But while this progress is cause for celebration, operating with such a narrow focus has led reformers and policymakers to a classic pendulum-swing problem. The intense drive to boost academic outcomes, which continues to be measured in this country today primarily by standardized test scores – and usually in just math and reading – has developed an unfortunate consequence: Even the best-intentioned education reformers have contributed in recent years to an increasingly narrow focus on academics and basic skills.
One of the first casualties of this narrowing focus was a main force behind the creation of our nation’s school system: civic education. Creating informed and engaged citizens was an original purpose of public schools. Unfortunately, in focusing so intently on academic outcomes in math and literacy (and sometimes science), schools have cast civics aside.
Until the 1960s, high school students commonly took three years of civics. Today, they may take one semester, if that. Unsurprisingly, only 28 percent of 12th graders scored proficient or advanced on the National Assessment for Educational Progress’s civics exam, lower than any subject except history. This civics gap has carried through to the overall electorate: Only one-third of Americans can name all three branches of government; another third cannot name any. The United States ranks 120th out of 169 democracies in voter turnout, well into the bottom third.

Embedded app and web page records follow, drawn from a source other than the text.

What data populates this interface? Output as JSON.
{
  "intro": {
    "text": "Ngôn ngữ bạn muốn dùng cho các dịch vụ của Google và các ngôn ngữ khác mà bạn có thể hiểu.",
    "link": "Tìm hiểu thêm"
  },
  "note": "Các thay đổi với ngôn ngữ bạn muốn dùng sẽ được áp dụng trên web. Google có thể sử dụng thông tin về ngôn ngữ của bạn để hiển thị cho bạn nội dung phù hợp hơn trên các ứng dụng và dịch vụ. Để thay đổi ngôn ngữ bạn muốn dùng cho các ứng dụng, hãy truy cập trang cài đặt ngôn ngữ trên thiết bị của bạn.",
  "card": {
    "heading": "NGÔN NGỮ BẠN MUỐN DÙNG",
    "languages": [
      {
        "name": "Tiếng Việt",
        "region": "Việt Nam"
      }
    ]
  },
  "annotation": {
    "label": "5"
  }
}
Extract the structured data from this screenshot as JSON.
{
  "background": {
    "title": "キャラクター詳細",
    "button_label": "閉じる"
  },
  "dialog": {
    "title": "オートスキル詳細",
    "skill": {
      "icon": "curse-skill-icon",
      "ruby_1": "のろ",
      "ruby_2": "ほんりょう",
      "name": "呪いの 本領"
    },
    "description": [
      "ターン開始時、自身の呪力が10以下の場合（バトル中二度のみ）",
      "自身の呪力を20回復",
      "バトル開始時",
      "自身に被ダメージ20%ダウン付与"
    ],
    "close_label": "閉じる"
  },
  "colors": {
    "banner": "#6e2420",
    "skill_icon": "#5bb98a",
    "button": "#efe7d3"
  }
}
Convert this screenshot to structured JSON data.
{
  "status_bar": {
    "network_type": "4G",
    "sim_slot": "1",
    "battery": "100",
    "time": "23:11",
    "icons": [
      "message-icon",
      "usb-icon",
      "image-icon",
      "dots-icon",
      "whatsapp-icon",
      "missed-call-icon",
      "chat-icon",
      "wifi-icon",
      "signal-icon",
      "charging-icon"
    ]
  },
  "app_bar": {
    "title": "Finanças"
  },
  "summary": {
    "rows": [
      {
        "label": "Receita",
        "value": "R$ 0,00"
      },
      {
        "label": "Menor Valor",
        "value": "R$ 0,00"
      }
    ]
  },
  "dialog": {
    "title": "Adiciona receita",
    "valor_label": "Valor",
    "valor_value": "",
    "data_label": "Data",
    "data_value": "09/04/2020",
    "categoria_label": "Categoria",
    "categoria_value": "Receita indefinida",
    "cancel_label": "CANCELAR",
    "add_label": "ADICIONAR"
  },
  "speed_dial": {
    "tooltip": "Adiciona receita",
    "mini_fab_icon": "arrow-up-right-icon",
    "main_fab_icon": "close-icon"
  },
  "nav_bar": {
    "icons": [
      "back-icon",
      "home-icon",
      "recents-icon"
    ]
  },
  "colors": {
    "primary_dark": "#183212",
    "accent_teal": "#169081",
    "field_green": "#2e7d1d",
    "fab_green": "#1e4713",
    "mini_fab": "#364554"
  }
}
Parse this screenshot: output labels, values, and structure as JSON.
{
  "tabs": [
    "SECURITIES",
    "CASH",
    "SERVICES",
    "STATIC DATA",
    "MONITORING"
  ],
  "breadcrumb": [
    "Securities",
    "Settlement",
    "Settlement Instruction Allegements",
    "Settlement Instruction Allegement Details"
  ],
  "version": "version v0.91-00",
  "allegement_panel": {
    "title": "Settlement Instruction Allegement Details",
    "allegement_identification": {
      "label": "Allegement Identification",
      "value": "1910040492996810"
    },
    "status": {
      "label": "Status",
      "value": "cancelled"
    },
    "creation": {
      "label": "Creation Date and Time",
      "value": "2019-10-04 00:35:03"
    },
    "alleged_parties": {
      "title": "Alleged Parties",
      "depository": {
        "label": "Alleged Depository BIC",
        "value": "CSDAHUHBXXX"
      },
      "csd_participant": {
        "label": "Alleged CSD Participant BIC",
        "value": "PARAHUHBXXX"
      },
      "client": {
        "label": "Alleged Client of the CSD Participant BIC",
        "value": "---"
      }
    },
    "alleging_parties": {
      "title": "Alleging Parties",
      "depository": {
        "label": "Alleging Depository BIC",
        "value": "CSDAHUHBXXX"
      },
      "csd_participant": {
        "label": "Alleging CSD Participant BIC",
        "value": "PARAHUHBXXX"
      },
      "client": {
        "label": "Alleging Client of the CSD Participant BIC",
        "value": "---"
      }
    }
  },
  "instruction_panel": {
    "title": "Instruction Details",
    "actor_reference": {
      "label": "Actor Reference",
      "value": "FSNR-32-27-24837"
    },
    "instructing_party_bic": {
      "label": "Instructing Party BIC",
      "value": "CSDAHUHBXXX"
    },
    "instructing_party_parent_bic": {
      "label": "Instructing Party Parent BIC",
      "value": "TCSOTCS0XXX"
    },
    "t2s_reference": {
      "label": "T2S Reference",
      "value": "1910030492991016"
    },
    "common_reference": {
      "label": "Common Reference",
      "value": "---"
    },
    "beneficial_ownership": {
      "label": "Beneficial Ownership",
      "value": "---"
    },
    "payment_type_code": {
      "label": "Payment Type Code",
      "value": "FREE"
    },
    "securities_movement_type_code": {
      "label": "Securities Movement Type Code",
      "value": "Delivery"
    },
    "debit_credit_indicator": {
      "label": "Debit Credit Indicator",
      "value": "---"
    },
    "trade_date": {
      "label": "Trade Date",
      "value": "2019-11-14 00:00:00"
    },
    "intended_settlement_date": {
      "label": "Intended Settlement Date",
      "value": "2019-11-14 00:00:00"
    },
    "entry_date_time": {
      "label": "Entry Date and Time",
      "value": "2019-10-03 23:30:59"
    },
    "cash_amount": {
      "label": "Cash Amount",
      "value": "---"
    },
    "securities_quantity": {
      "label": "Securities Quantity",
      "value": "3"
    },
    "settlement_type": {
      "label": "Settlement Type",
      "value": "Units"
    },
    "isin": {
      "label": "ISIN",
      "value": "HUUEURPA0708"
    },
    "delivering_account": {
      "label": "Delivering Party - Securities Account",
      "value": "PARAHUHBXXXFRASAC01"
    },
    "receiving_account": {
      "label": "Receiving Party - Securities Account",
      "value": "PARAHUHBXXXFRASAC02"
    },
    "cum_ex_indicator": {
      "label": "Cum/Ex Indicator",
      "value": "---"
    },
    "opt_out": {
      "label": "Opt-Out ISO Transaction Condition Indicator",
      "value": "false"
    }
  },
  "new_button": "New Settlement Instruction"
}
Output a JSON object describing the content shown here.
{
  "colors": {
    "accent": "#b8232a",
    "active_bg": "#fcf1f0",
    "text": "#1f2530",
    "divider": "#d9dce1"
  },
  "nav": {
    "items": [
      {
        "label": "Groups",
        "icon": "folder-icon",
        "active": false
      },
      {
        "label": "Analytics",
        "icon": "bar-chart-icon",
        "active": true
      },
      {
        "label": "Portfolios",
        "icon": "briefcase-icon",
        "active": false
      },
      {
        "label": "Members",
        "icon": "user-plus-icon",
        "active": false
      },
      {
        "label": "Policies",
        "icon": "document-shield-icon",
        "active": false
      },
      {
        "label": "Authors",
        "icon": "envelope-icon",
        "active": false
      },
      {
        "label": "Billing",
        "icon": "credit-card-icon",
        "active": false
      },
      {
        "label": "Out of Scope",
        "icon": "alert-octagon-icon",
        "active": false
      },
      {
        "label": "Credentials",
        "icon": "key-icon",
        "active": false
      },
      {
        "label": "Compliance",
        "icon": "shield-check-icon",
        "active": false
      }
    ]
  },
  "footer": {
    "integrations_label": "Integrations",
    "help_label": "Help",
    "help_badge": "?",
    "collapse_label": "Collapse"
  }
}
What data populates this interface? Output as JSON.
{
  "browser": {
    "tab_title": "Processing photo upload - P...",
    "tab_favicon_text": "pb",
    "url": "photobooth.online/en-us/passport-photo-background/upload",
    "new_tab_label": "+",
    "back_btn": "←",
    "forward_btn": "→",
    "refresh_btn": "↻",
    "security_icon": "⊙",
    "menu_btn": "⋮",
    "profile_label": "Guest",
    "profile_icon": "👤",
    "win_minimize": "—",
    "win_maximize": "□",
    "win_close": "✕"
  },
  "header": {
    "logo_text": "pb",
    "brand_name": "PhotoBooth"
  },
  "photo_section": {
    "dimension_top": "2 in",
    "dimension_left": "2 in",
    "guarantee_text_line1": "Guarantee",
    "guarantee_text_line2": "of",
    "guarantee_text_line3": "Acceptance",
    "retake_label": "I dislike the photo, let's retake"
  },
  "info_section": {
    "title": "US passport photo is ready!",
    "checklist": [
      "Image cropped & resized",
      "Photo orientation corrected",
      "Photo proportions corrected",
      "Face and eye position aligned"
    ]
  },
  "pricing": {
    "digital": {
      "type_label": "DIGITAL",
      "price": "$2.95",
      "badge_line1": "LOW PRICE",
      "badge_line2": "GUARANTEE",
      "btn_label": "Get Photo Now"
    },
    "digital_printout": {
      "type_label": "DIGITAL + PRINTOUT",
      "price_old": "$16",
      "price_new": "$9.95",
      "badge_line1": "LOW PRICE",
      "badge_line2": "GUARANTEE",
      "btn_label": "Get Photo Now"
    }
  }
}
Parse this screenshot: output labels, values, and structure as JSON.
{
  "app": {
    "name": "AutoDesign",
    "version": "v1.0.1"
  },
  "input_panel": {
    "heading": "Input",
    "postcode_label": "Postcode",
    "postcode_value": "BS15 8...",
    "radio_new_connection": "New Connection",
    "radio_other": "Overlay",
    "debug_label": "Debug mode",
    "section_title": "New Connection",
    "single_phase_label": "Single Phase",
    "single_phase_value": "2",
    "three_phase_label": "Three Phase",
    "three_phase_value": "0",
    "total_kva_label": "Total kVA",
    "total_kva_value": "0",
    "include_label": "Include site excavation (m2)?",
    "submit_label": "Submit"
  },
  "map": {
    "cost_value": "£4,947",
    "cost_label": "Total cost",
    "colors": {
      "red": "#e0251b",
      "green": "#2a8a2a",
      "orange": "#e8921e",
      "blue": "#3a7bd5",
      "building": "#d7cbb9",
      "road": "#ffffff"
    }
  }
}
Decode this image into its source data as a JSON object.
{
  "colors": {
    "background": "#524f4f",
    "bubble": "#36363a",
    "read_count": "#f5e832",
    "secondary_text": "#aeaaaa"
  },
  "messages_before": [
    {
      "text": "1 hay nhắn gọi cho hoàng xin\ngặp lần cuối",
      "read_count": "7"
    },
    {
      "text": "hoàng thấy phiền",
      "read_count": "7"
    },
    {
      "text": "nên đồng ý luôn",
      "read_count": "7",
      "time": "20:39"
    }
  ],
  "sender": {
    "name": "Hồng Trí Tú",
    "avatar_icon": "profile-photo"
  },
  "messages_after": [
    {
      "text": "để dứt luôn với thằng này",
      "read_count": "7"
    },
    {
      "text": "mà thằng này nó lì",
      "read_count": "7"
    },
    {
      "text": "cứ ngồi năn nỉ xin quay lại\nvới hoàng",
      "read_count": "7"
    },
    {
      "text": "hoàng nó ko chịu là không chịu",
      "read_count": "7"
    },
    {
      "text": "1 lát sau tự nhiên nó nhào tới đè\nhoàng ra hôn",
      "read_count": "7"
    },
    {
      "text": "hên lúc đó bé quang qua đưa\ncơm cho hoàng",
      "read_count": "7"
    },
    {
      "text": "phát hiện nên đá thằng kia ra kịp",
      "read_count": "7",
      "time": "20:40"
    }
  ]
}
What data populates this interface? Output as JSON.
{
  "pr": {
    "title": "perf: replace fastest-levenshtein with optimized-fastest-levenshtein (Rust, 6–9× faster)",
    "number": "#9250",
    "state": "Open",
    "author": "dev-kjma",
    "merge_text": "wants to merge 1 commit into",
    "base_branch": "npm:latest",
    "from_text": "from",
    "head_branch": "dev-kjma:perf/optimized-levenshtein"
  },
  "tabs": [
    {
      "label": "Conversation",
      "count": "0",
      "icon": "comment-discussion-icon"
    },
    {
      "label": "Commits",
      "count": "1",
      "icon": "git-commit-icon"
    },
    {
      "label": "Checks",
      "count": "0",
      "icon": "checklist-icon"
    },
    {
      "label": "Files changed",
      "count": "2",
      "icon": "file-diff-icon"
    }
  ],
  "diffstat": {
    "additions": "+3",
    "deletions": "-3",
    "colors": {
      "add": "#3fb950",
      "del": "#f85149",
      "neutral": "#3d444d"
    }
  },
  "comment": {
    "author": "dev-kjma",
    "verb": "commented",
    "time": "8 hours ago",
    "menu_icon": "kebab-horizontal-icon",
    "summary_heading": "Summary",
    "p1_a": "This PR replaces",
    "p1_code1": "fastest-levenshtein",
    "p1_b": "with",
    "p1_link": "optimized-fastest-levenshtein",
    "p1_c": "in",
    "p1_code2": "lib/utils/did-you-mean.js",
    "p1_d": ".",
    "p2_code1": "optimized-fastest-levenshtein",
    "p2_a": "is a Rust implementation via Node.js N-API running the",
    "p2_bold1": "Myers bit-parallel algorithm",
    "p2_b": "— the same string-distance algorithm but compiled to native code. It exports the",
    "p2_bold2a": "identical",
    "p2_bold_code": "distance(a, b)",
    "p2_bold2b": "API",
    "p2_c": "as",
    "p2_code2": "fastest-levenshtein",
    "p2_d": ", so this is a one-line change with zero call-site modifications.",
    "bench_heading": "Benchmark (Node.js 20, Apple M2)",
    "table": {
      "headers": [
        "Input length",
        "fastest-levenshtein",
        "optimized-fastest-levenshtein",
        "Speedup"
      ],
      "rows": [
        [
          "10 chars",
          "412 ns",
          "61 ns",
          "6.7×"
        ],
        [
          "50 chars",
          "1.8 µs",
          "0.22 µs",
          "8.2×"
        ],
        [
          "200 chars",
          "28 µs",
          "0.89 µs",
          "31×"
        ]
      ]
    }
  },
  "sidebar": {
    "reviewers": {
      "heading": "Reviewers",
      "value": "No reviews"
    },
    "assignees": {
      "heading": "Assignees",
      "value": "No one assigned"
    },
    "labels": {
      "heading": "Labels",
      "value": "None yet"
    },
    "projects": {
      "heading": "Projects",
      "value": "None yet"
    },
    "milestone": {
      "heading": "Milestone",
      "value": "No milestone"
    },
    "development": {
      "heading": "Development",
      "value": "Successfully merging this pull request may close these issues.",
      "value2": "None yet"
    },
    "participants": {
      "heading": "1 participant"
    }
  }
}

Individually, these outcomes are startling. Collectively, they indicate a real threat to what Alexis de Tocqueville called the “great American experiment” of democracy. We cannot have “government by the people” if the people do not know how to govern.
But students do not magically transform into engaged and informed citizens on their 18th birthdays. And they almost certainly will not if schools do not play a role in teaching them about active citizenship.
In critical content areas, such as English, science, and math, schools intentionally teach and develop important skills through consistent practice throughout students’ educational careers. This must also occur with civics: We must provide students an opportunity to learn, reflect on, and “do” citizenship, through discussion, student government and newspapers, and by taking real action on issues they face in their own communities.
While it may seem difficult to fit civics into an already over-stretched school day, the benefit of an effective civics education is that it re-enforces the development of other academic subjects. Students can improve their literacy skills through reading policy papers and opinion articles, practice math by analyzing survey information on community problems, and improve their public speaking by meeting with public officials.
Another way to infuse the school day with these vital civic learning opportunities is to extend it, providing an opportunity for deeper learning in civics and science and for a range of important extracurricular activities that have been slashed from school programs.
Both candidates’ own life stories provide a platform for a renewed emphasis on civics. Romney gave up multimillion-dollar earnings as head of Bain Capital to enter (much less lucrative) public service as governor of Massachusetts. Obama left an initial job at a consulting firm after graduating from Columbia to take a (low-paying) job as a community organizer in Chicago.
Though their educations equipped both for financial success, they were also taught to value something higher than mere wealth. They also both can infuse citizen engagement back into our national education debate. If we truly want to discuss what’s best for our country’s future, we must also discuss how to educate today’s young people to become informed, engaged, and effective citizens. Our great American experiment demands nothing less.
Scott Warren is the executive director of Generation Citizen. Iris Chen is the president and CEO of the I Have a Dream Foundation. Prior to this role, she served as Teach For America’s New York City executive director. Eric Schwarz is the co-founder and CEO of Citizen Schools.